== RECORDS TO PROCESS ==
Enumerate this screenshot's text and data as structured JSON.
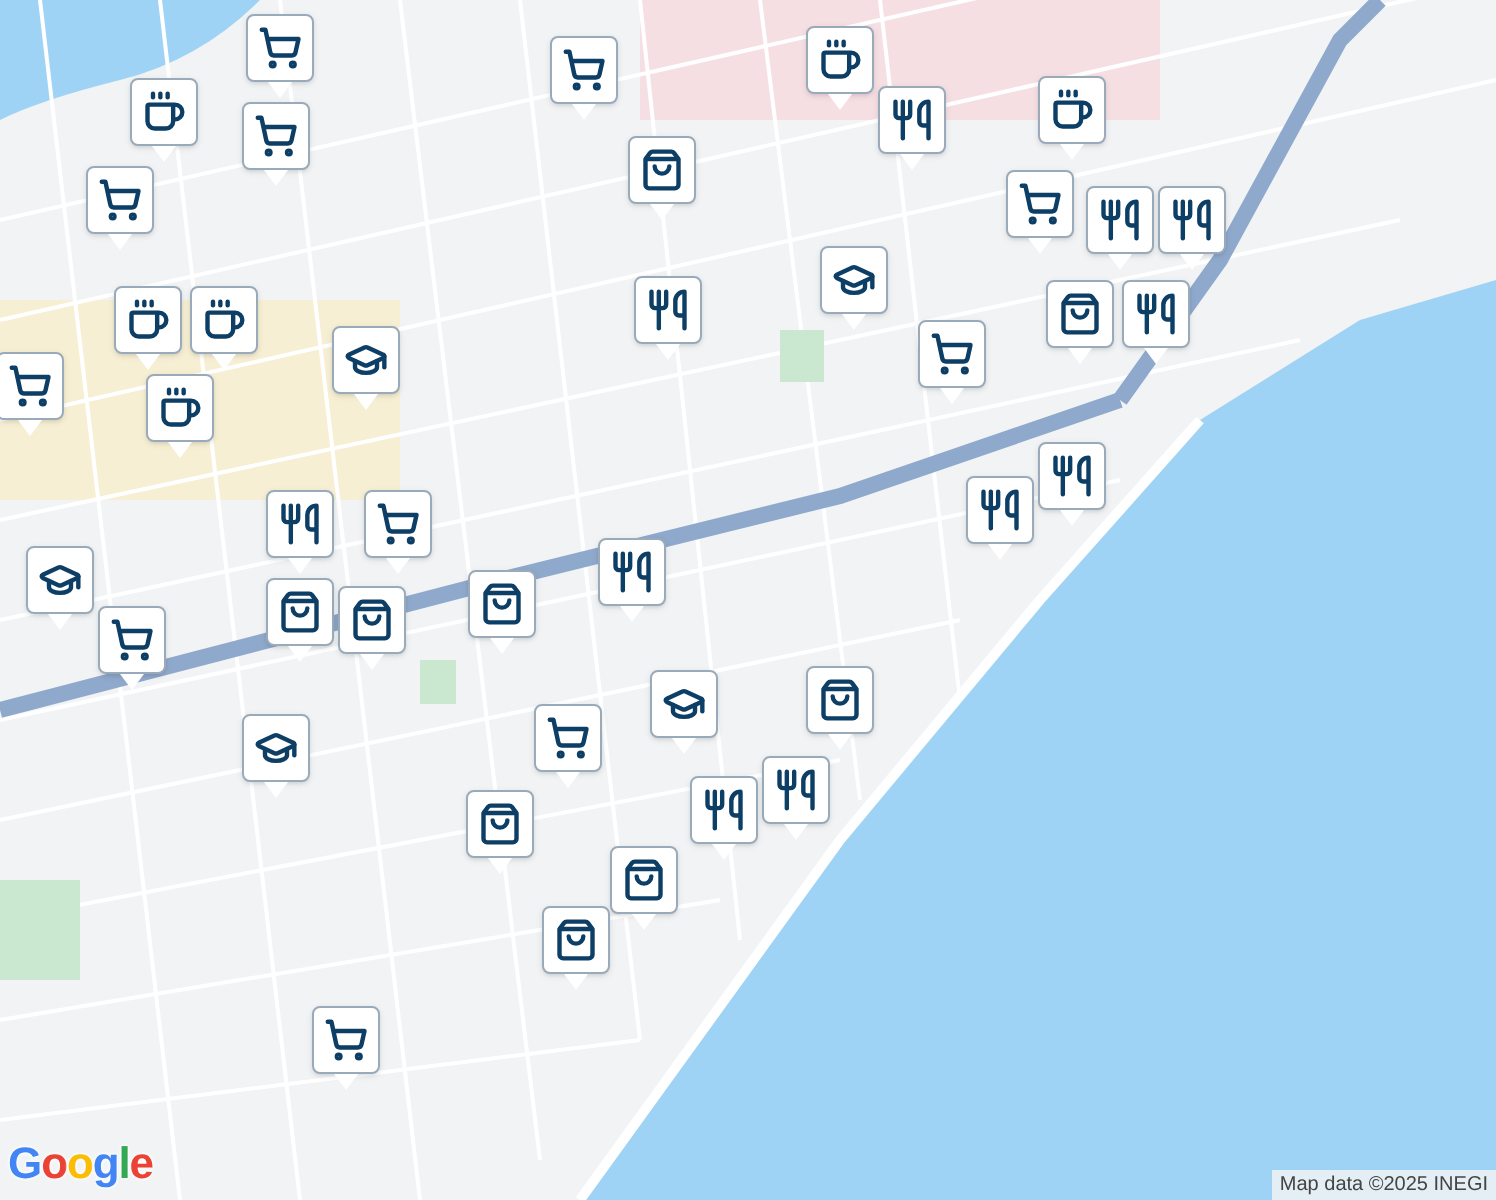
{
  "markers": [
    {
      "kind": "cart"
    },
    {
      "kind": "cart"
    },
    {
      "kind": "cart"
    },
    {
      "kind": "coffee"
    },
    {
      "kind": "cart"
    },
    {
      "kind": "bag"
    },
    {
      "kind": "coffee"
    },
    {
      "kind": "restaurant"
    },
    {
      "kind": "coffee"
    },
    {
      "kind": "cart"
    },
    {
      "kind": "restaurant"
    },
    {
      "kind": "restaurant"
    },
    {
      "kind": "bag"
    },
    {
      "kind": "restaurant"
    },
    {
      "kind": "school"
    },
    {
      "kind": "restaurant"
    },
    {
      "kind": "coffee"
    },
    {
      "kind": "coffee"
    },
    {
      "kind": "school"
    },
    {
      "kind": "coffee"
    },
    {
      "kind": "cart"
    },
    {
      "kind": "cart"
    },
    {
      "kind": "restaurant"
    },
    {
      "kind": "restaurant"
    },
    {
      "kind": "cart"
    },
    {
      "kind": "restaurant"
    },
    {
      "kind": "bag"
    },
    {
      "kind": "bag"
    },
    {
      "kind": "school"
    },
    {
      "kind": "cart"
    },
    {
      "kind": "bag"
    },
    {
      "kind": "restaurant"
    },
    {
      "kind": "school"
    },
    {
      "kind": "bag"
    },
    {
      "kind": "cart"
    },
    {
      "kind": "school"
    },
    {
      "kind": "bag"
    },
    {
      "kind": "restaurant"
    },
    {
      "kind": "restaurant"
    },
    {
      "kind": "bag"
    },
    {
      "kind": "bag"
    },
    {
      "kind": "cart"
    }
  ],
  "logo": "Google",
  "attribution": "Map data ©2025 INEGI"
}
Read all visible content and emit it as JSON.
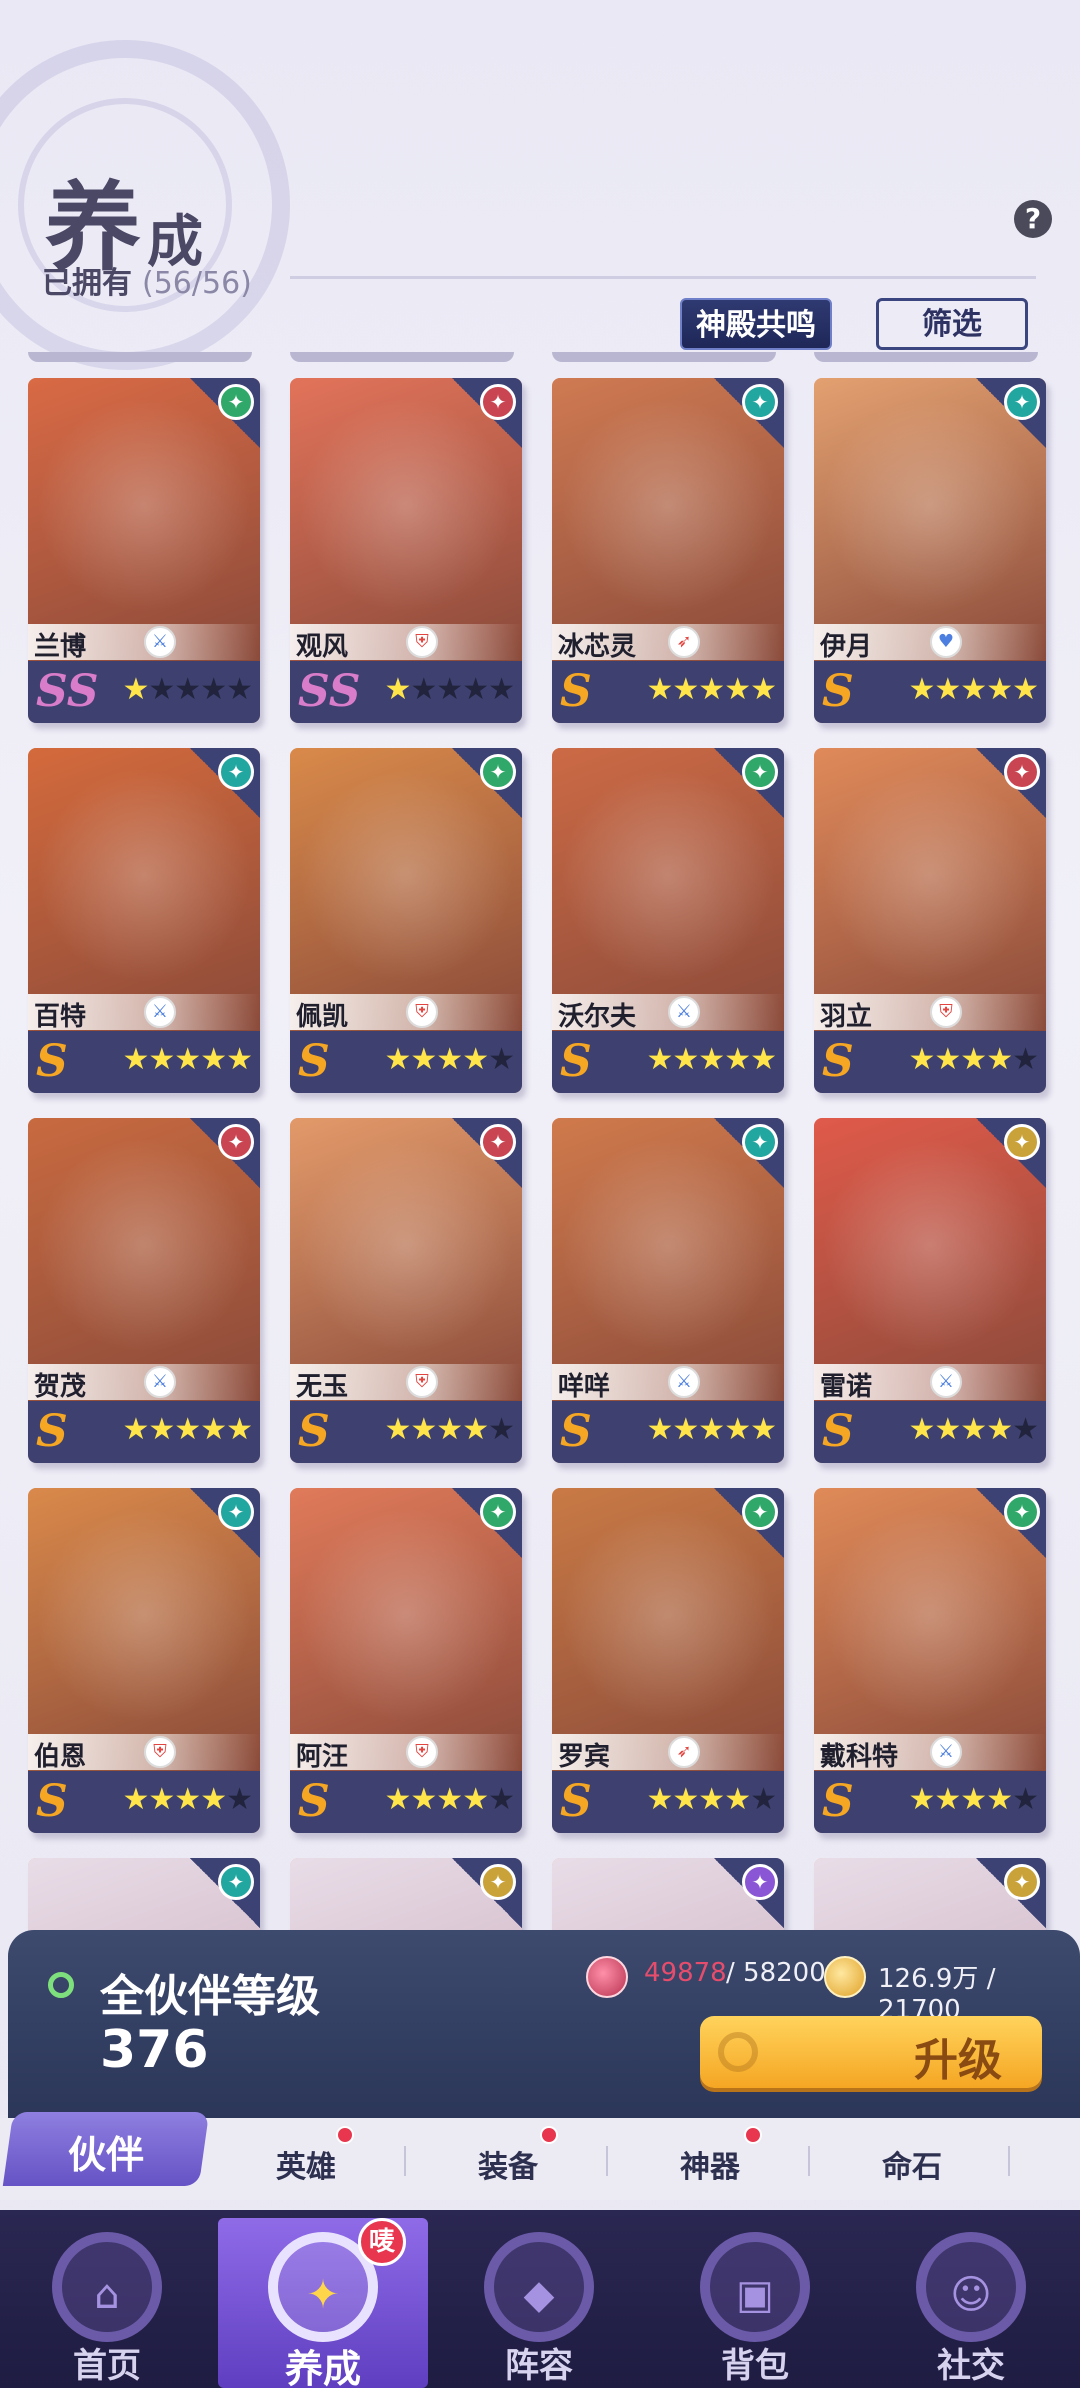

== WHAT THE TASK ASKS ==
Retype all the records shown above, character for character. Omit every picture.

== EXERCISE SOLUTION ==
Enumerate this screenshot's text and data as structured JSON.
{
  "markers": [
    {
      "kind": "cart"
    },
    {
      "kind": "cart"
    },
    {
      "kind": "cart"
    },
    {
      "kind": "coffee"
    },
    {
      "kind": "cart"
    },
    {
      "kind": "bag"
    },
    {
      "kind": "coffee"
    },
    {
      "kind": "restaurant"
    },
    {
      "kind": "coffee"
    },
    {
      "kind": "cart"
    },
    {
      "kind": "restaurant"
    },
    {
      "kind": "restaurant"
    },
    {
      "kind": "bag"
    },
    {
      "kind": "restaurant"
    },
    {
      "kind": "school"
    },
    {
      "kind": "restaurant"
    },
    {
      "kind": "coffee"
    },
    {
      "kind": "coffee"
    },
    {
      "kind": "school"
    },
    {
      "kind": "coffee"
    },
    {
      "kind": "cart"
    },
    {
      "kind": "cart"
    },
    {
      "kind": "restaurant"
    },
    {
      "kind": "restaurant"
    },
    {
      "kind": "cart"
    },
    {
      "kind": "restaurant"
    },
    {
      "kind": "bag"
    },
    {
      "kind": "bag"
    },
    {
      "kind": "school"
    },
    {
      "kind": "cart"
    },
    {
      "kind": "bag"
    },
    {
      "kind": "restaurant"
    },
    {
      "kind": "school"
    },
    {
      "kind": "bag"
    },
    {
      "kind": "cart"
    },
    {
      "kind": "school"
    },
    {
      "kind": "bag"
    },
    {
      "kind": "restaurant"
    },
    {
      "kind": "restaurant"
    },
    {
      "kind": "bag"
    },
    {
      "kind": "bag"
    },
    {
      "kind": "cart"
    }
  ],
  "logo": "Google",
  "attribution": "Map data ©2025 INEGI"
}
Read all visible content and emit it as JSON.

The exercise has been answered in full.